Some mornings the milk was gone. Some mornings it wasn’t. He never knew when hobgoblins or even brownies or fairies would be passing through. So, he always made sure to leave out the milk.
One morning, the milk was gone, and next to the saucer was a tiny pair of black and white striped mittens. Isaac, who had been reaching for the saucer, paused and looked around. No one in sight.
Perhaps they were just waiting for him to leave the room before coming back for their mittens. He quickly washed the saucer and put it away. Then he left the room for a little while. He could eat breakfast later.
But later, when Charlie and Marianne were ready for breakfast and they all went into the kitchen, the little mittens were still there. Charlie picked them up and stuck his fingertips into the mittens, stretching them out of shape. “I know Aunt Doris still things I’m little, but this is ridiculous.”

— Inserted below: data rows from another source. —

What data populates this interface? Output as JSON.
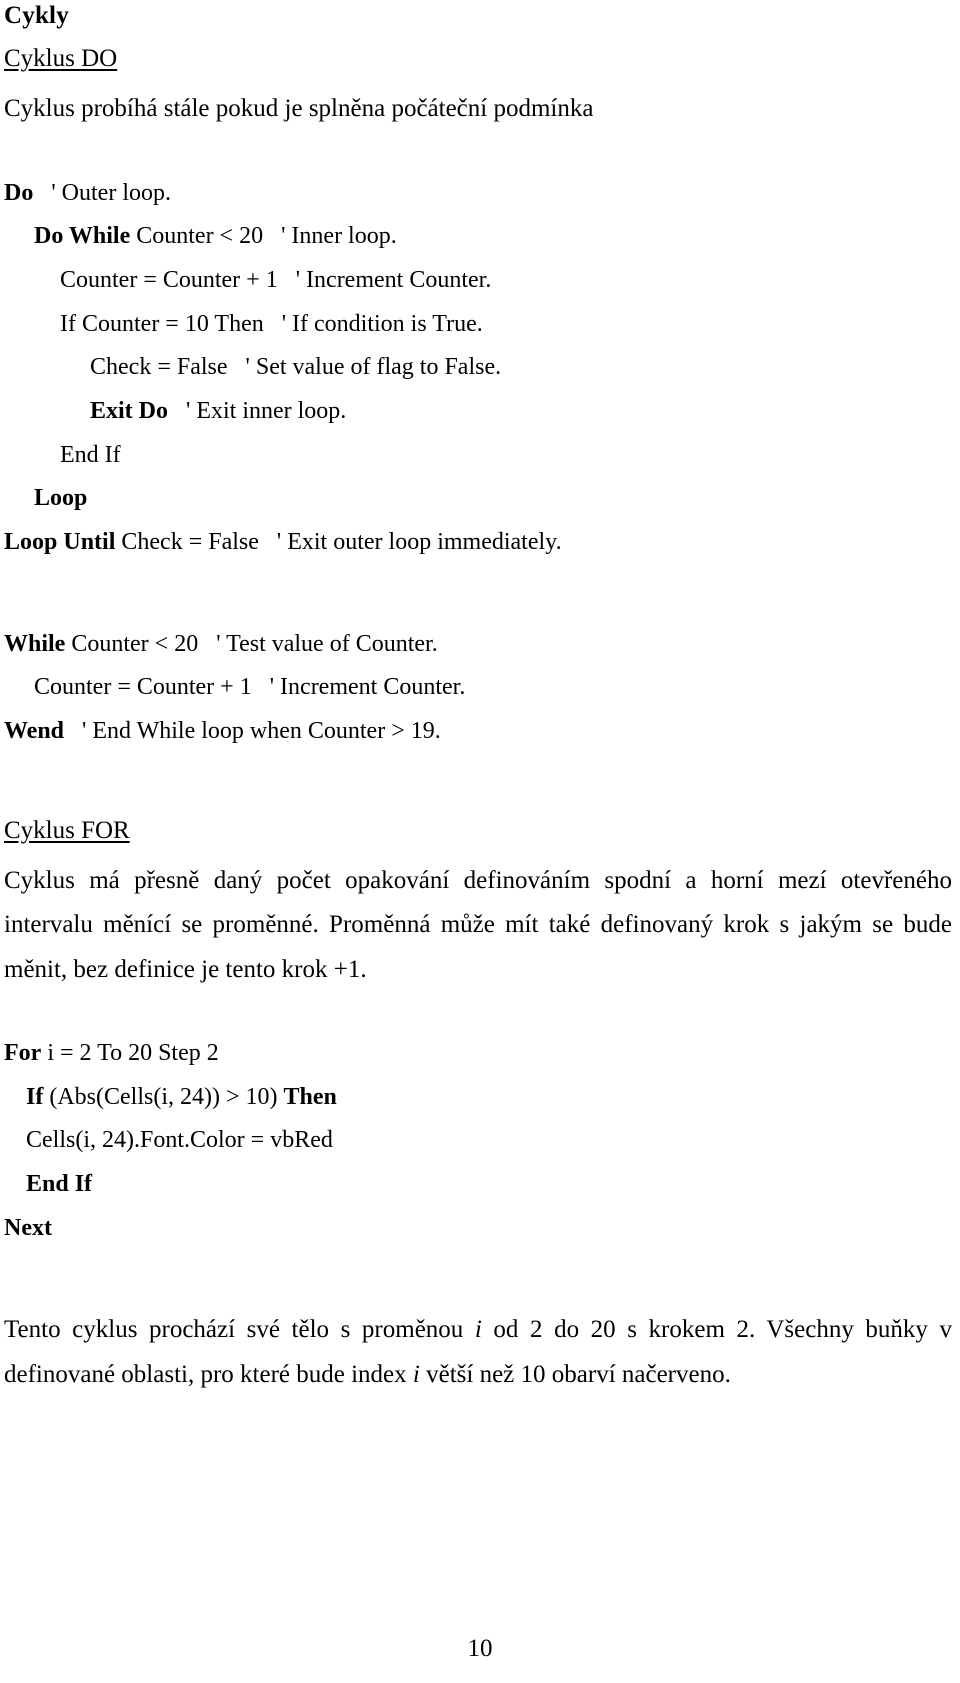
{
  "document": {
    "title": "Cykly",
    "page_number": "10",
    "sections": [
      {
        "id": "cyklus-do",
        "heading": "Cyklus DO",
        "intro": "Cyklus probíhá stále pokud je splněna počáteční podmínka"
      },
      {
        "id": "cyklus-for",
        "heading": "Cyklus FOR",
        "intro": "Cyklus má přesně daný počet opakování definováním spodní a horní mezí otevřeného intervalu měnící se proměnné. Proměnná může mít také definovaný krok s jakým se bude měnit, bez definice je tento krok +1."
      }
    ]
  },
  "code_do": {
    "lines": [
      {
        "indent": 0,
        "keyword": "Do",
        "rest": "",
        "comment": "' Outer loop."
      },
      {
        "indent": 30,
        "keyword": "Do While",
        "rest": " Counter < 20",
        "comment": "' Inner loop."
      },
      {
        "indent": 56,
        "keyword": "",
        "rest": "Counter = Counter + 1",
        "comment": "' Increment Counter."
      },
      {
        "indent": 56,
        "keyword": "",
        "rest": "If Counter = 10 Then",
        "comment": "' If condition is True."
      },
      {
        "indent": 86,
        "keyword": "",
        "rest": "Check = False",
        "comment": "' Set value of flag to False."
      },
      {
        "indent": 86,
        "keyword": "Exit Do",
        "rest": "",
        "comment": "' Exit inner loop."
      },
      {
        "indent": 56,
        "keyword": "",
        "rest": "End If",
        "comment": ""
      },
      {
        "indent": 30,
        "keyword": "Loop",
        "rest": "",
        "comment": ""
      },
      {
        "indent": 0,
        "keyword": "Loop Until",
        "rest": " Check = False",
        "comment": "' Exit outer loop immediately."
      }
    ]
  },
  "code_while": {
    "lines": [
      {
        "indent": 0,
        "keyword": "While",
        "rest": " Counter < 20",
        "comment": "' Test value of Counter."
      },
      {
        "indent": 30,
        "keyword": "",
        "rest": "Counter = Counter + 1",
        "comment": "' Increment Counter."
      },
      {
        "indent": 0,
        "keyword": "Wend",
        "rest": "",
        "comment": "' End While loop when Counter > 19."
      }
    ]
  },
  "code_for": {
    "lines": [
      {
        "indent": 0,
        "pre_kw": "For",
        "mid": " i = 2 To 20 Step 2",
        "post_kw": ""
      },
      {
        "indent": 22,
        "pre_kw": "If",
        "mid": " (Abs(Cells(i, 24)) > 10) ",
        "post_kw": "Then"
      },
      {
        "indent": 22,
        "pre_kw": "",
        "mid": "Cells(i, 24).Font.Color = vbRed",
        "post_kw": ""
      },
      {
        "indent": 22,
        "pre_kw": "End If",
        "mid": "",
        "post_kw": ""
      },
      {
        "indent": 0,
        "pre_kw": "Next",
        "mid": "",
        "post_kw": ""
      }
    ]
  },
  "closing": {
    "line1_a": "Tento cyklus prochází své tělo s proměnou ",
    "line1_i": "i",
    "line1_b": " od 2 do 20 s krokem 2. Všechny buňky v definované oblasti, pro které bude index ",
    "line2_i": "i",
    "line2_b": " větší než 10 obarví načerveno."
  }
}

Marianne laughed. “Aunt Doris didn’t send those. They look like doll mittens. I wonder where they came from.”
“Some hobgoblins must have left them,” Isaac said. “It’s the right time of year for them, and the mittens were right by the empty saucer this morning.”

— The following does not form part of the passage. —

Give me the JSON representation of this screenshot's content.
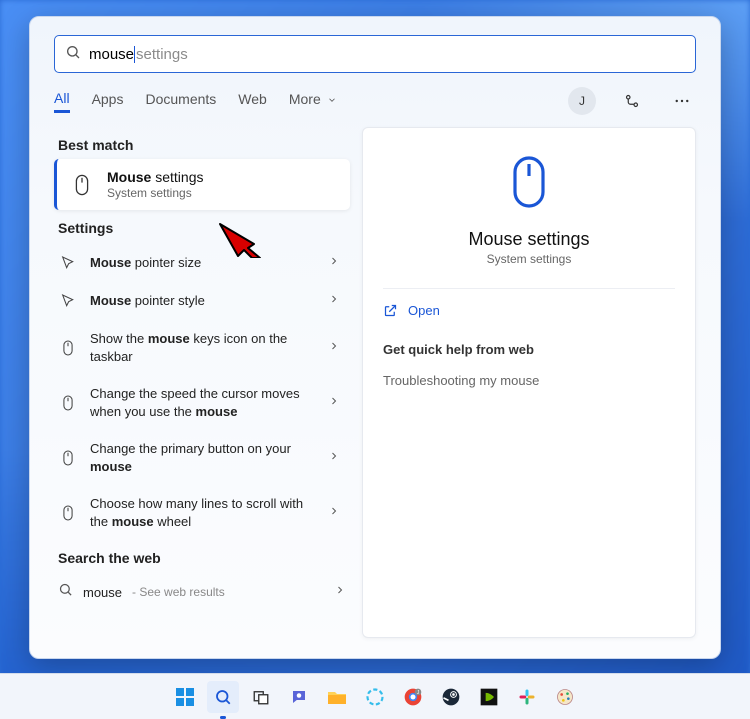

Marianne smiled brightly and nodded. “That’s right, the hobgoblins. And they report to Santa, don’t they? So you’d better be good, Charlie.”
“I thought it was elves that reported to Santa.” Charlie frowned. “And I’m always good. When am I not good? I don’t need goblins watching me.”
“Maybe we could bake cookies for the goblins later.” Marianne started shuffling through the box of cookie cutters. “They’d have to be little cookies, of course.”
Charlie sat up straighter. “Cookies? Sure. We could bake some for the goblins and some for us, right?”
“They’re hobgoblins,” Isaac corrected, but they were too busy hunting through the cookie cutters, and he needed to leave for work. He let it be.
That evening, he left the mittens and cookies by the saucer of milk before bed. After reading to Charlie, he joined Marianne in the living room. She looked up from her book when he sat down.
“Goblin mittens? That was such a cute idea. Where did you find them?” she asked.
“Hobgoblin mittens. They were there by the saucer.” Isaac shrugged.
Marianne laughed. “I see. Well, I look forward to seeing if they leave anything behind tomorrow.”
The next morning, there was a little thank you note by the saucer. The mittens and cookies were gone. Marianne and Charlie started leaving small things for the hobgoblins from time to time, and the hobgoblins always left a thank you note. However, they never left behind any more mittens.